Then, just to make things worse towards the end, the entire story behind the lab takes a turn for the suicidally dangerous. We have arguably the single worst scientist Doctor Who has ever seen manning a research station to test something on plants. It all goes horribly wrong, and kills the lot of them. So, what happens next? Not only does the guy ignore almost all protective gear - the stuff we see them using earlier - but he runs in, grabs some of it and runs out to use it in analysis. This is while leaving the airlocked room open and just studying the stuff in an un-quarantined environment. Astoundingly, he somehow ends up dead. I simply could not guess how such a careful and determined man could ever have this happen to him, nor for that matter how the Doctor seemed hell-bent upon following his example. If you're unfortunate enough to watch the episode, you'll see he effectively does the same thing.

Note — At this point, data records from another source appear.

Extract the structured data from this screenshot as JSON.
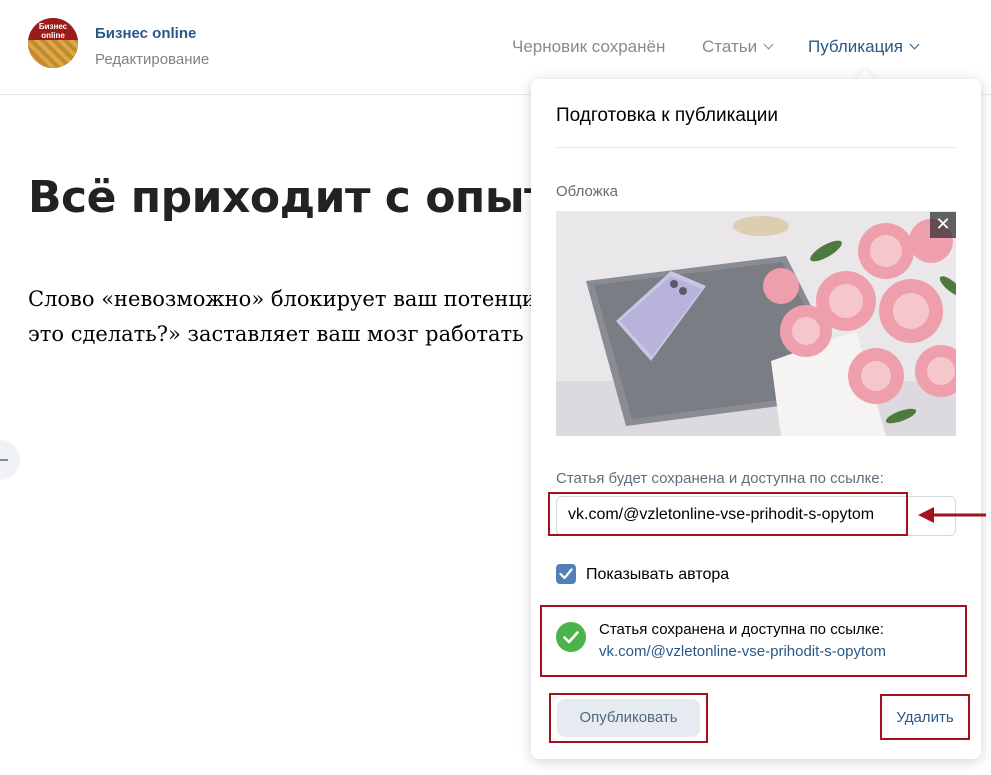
{
  "header": {
    "logo_text_line1": "Бизнес",
    "logo_text_line2": "online",
    "group_name": "Бизнес online",
    "group_subtitle": "Редактирование",
    "nav": {
      "draft_status": "Черновик сохранён",
      "articles": "Статьи",
      "publication": "Публикация"
    }
  },
  "article": {
    "title": "Всё приходит с опыто",
    "paragraph_line1": "Слово «невозможно» блокирует ваш потенци",
    "paragraph_line2": "это сделать?» заставляет ваш мозг работать н"
  },
  "popup": {
    "title": "Подготовка к публикации",
    "cover_label": "Обложка",
    "cover_close": "✕",
    "url_label": "Статья будет сохранена и доступна по ссылке:",
    "url_value": "vk.com/@vzletonline-vse-prihodit-s-opytom",
    "show_author_label": "Показывать автора",
    "show_author_checked": true,
    "saved_message": "Статья сохранена и доступна по ссылке:",
    "saved_link": "vk.com/@vzletonline-vse-prihodit-s-opytom",
    "publish_button": "Опубликовать",
    "delete_button": "Удалить"
  },
  "colors": {
    "link_blue": "#2a5885",
    "checkbox_blue": "#5181b8",
    "success_green": "#4bb34b",
    "highlight_red": "#a3121c"
  },
  "icons": {
    "cover_close": "close-icon",
    "checkbox": "checkmark-icon",
    "saved_status": "check-circle-icon",
    "annotation": "red-arrow-icon"
  }
}
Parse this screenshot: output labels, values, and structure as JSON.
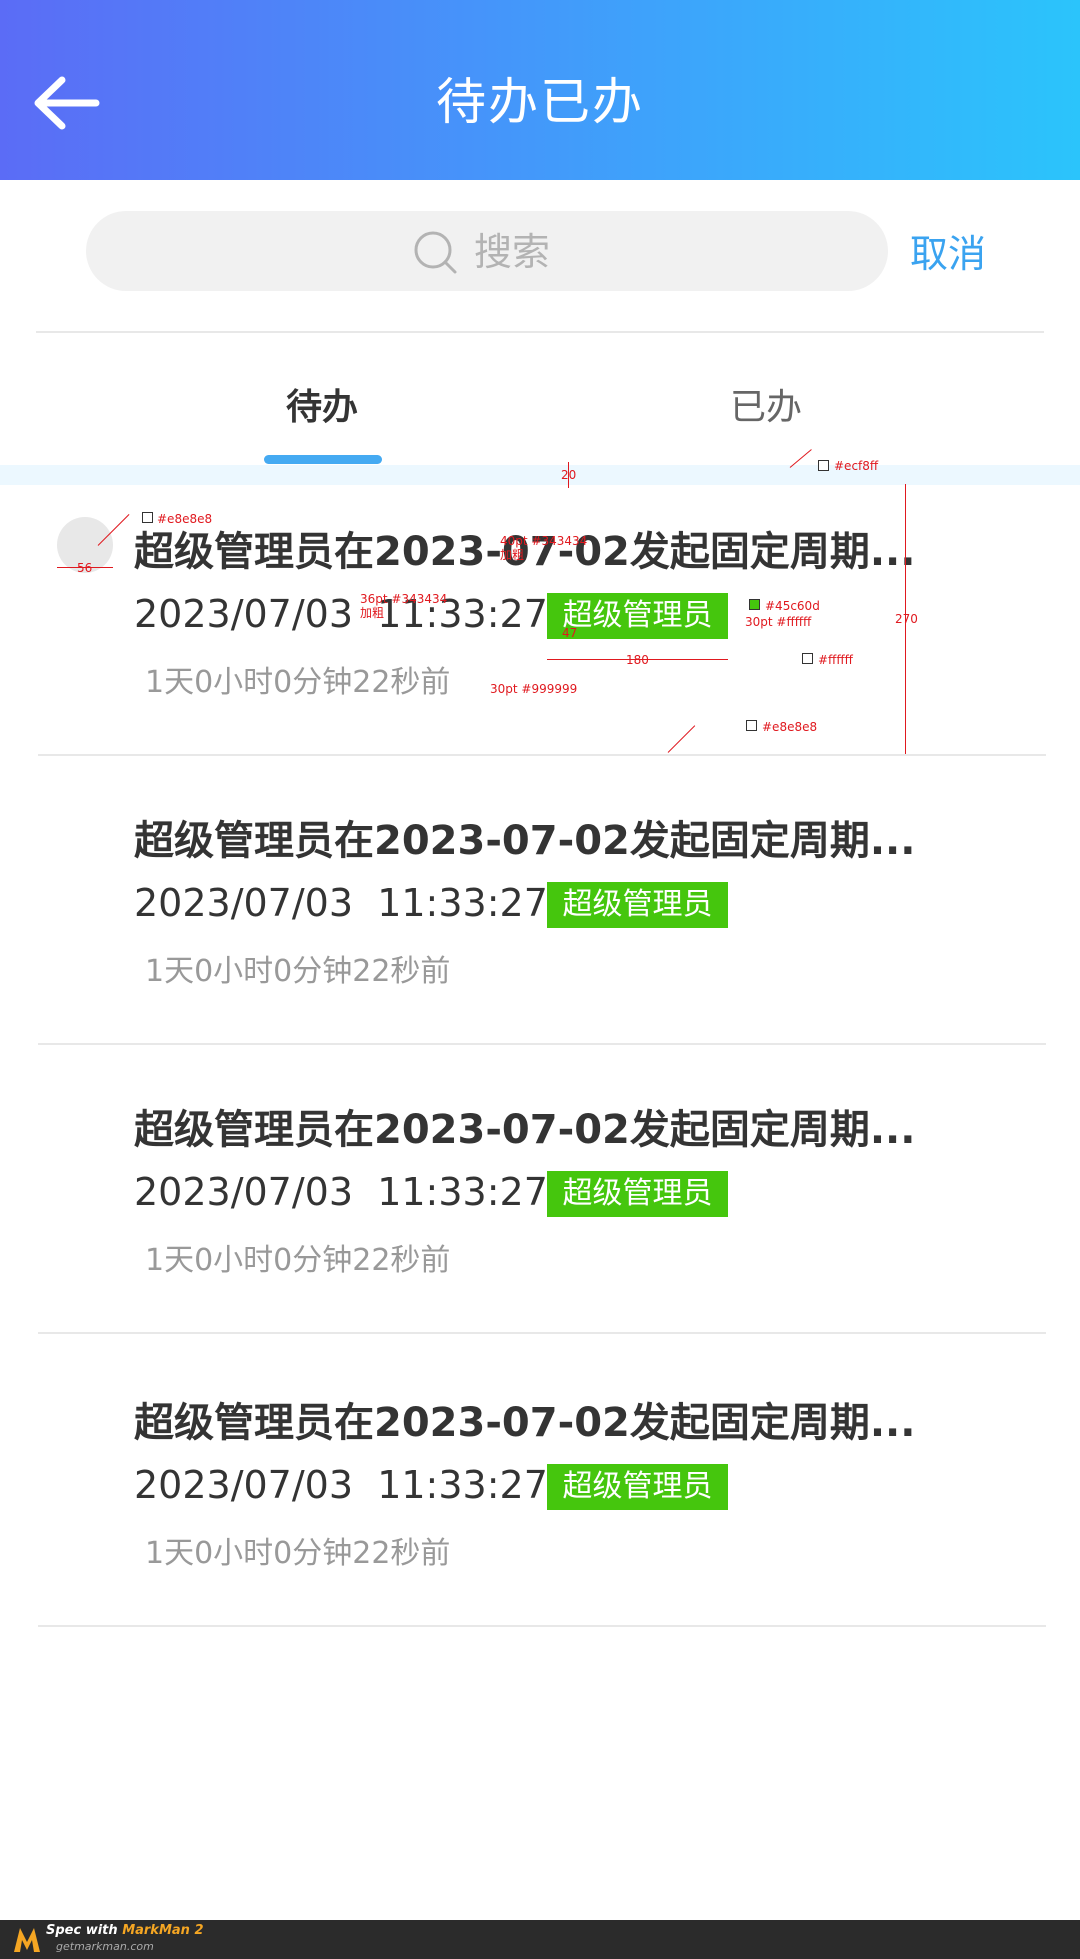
{
  "header": {
    "title": "待办已办"
  },
  "search": {
    "placeholder": "搜索",
    "cancel_label": "取消"
  },
  "tabs": [
    {
      "label": "待办",
      "active": true
    },
    {
      "label": "已办",
      "active": false
    }
  ],
  "items": [
    {
      "title": "超级管理员在2023-07-02发起固定周期...",
      "date": "2023/07/03",
      "time": "11:33:27",
      "tag": "超级管理员",
      "ago": "1天0小时0分钟22秒前"
    },
    {
      "title": "超级管理员在2023-07-02发起固定周期...",
      "date": "2023/07/03",
      "time": "11:33:27",
      "tag": "超级管理员",
      "ago": "1天0小时0分钟22秒前"
    },
    {
      "title": "超级管理员在2023-07-02发起固定周期...",
      "date": "2023/07/03",
      "time": "11:33:27",
      "tag": "超级管理员",
      "ago": "1天0小时0分钟22秒前"
    },
    {
      "title": "超级管理员在2023-07-02发起固定周期...",
      "date": "2023/07/03",
      "time": "11:33:27",
      "tag": "超级管理员",
      "ago": "1天0小时0分钟22秒前"
    }
  ],
  "annotations": {
    "band_color": "#ecf8ff",
    "band_height": "20",
    "avatar_color": "#e8e8e8",
    "avatar_size": "56",
    "title_spec": "40pt #343434",
    "title_weight": "加粗",
    "datetime_spec": "36pt #343434",
    "datetime_weight": "加粗",
    "tag_color": "#45c60d",
    "tag_text_spec": "30pt #ffffff",
    "tag_height": "47",
    "tag_width": "180",
    "bg_color": "#ffffff",
    "ago_spec": "30pt #999999",
    "divider_color": "#e8e8e8",
    "item_height": "270"
  },
  "colors": {
    "accent": "#3aa3f0",
    "tag_green": "#45c60d",
    "text_dark": "#343434",
    "text_gray": "#999999",
    "divider": "#e8e8e8"
  },
  "footer": {
    "brand_prefix": "Spec with ",
    "brand_name": "MarkMan 2",
    "site": "getmarkman.com"
  }
}
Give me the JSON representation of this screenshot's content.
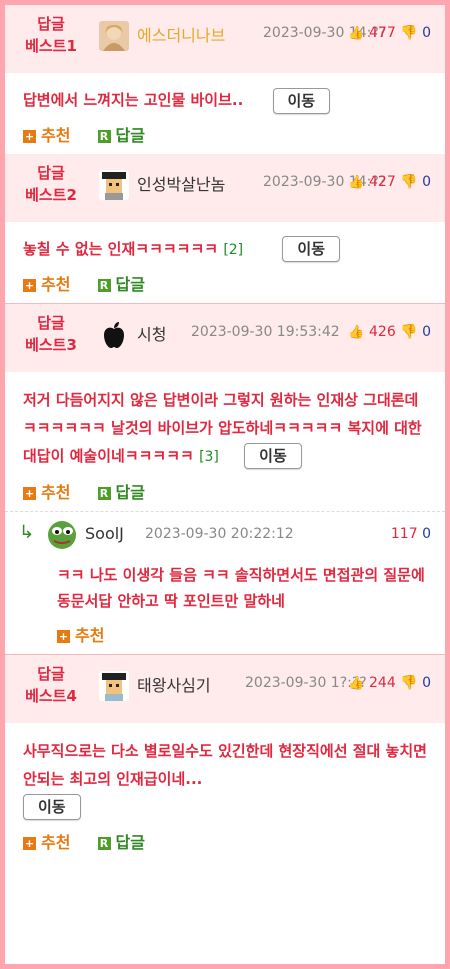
{
  "colors": {
    "accent": "#e1283f",
    "head_bg": "#ffeaec",
    "recommend": "#e77b11",
    "reply": "#2f8a22"
  },
  "labels": {
    "move": "이동",
    "recommend": "추천",
    "reply": "답글",
    "up_icon": "thumbs-up-icon",
    "down_icon": "thumbs-down-icon"
  },
  "best": [
    {
      "label_top": "답글",
      "label_bottom": "베스트1",
      "nick": "에스더니나브",
      "date": "2023-09-30 14:??",
      "up": "477",
      "down": "0",
      "content": "답변에서 느껴지는 고인물 바이브..",
      "reply_count": ""
    },
    {
      "label_top": "답글",
      "label_bottom": "베스트2",
      "nick": "인성박살난놈",
      "date": "2023-09-30 14:??",
      "up": "427",
      "down": "0",
      "content": "놓칠 수 없는 인재ㅋㅋㅋㅋㅋㅋ",
      "reply_count": "[2]"
    },
    {
      "label_top": "답글",
      "label_bottom": "베스트3",
      "nick": "시청",
      "date": "2023-09-30 19:53:42",
      "up": "426",
      "down": "0",
      "content": "저거 다듬어지지 않은 답변이라 그렇지 원하는 인재상 그대론데ㅋㅋㅋㅋㅋㅋ 날것의 바이브가 압도하네ㅋㅋㅋㅋㅋ 복지에 대한 대답이 예술이네ㅋㅋㅋㅋㅋ",
      "reply_count": "[3]"
    },
    {
      "label_top": "답글",
      "label_bottom": "베스트4",
      "nick": "태왕사심기",
      "date": "2023-09-30 1?:??",
      "up": "244",
      "down": "0",
      "content": "사무직으로는 다소 별로일수도 있긴한데 현장직에선 절대 놓치면 안되는 최고의 인재급이네...",
      "reply_count": ""
    }
  ],
  "sub_reply": {
    "nick": "SoolJ",
    "date": "2023-09-30 20:22:12",
    "up": "117",
    "down": "0",
    "content": "ㅋㅋ 나도 이생각 들음 ㅋㅋ 솔직하면서도 면접관의 질문에 동문서답 안하고 딱 포인트만 말하네"
  }
}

Yet, all of this isn't the worst of it. Nope, we then have Bill atop of this. Now, as a companion she's actually done a great job thus far as the Doctor's foil. She's the surrogate character, but brilliant in her own odd way and sidesteps just about every damn character trait which has caused problems for many major female figures under the Eleventh and Twelfth Doctors' runs. Apparently, someone felt they needed to make up for that though, and promptly made her sacrifice the world largely for her own benefit. While it cannot be fully explored without spoiling the story, let's just say that we have the same thing that happened in the Wedding of River Song and Hell Bent happen here, but the story tries to present it in a noble light. It doesn't work, and if anything it comes across as an act of sheer desperation and ignoring the Doctor's understanding of events.
On a scale of wince-worthy to screaming-at-the-television, this one strays into the territory where you're just rolling your eyes and swearing under your breath repeatedly. There's a few good moments which do crop up in places, and it would be wrong to claim that there's nothing great about this story, but the stupidity does still shine through. However, for once i'm almost tempted to give Moffat a pass on this due to rather sad circumstances which made writing this tale absolute hell. While you can find full details on other websites, let's just say that he was typing out drafts of the story while sitting at someone's hospital bedside. This doesn't immediately render any criticisms null and void, but it does at least make them understandable given such distractions around him. and I can personally admire the man's dedication to still try and finish the tale despite that.
Admittedly though, having the man who gave us Kill the Moon as the other writer didn't help.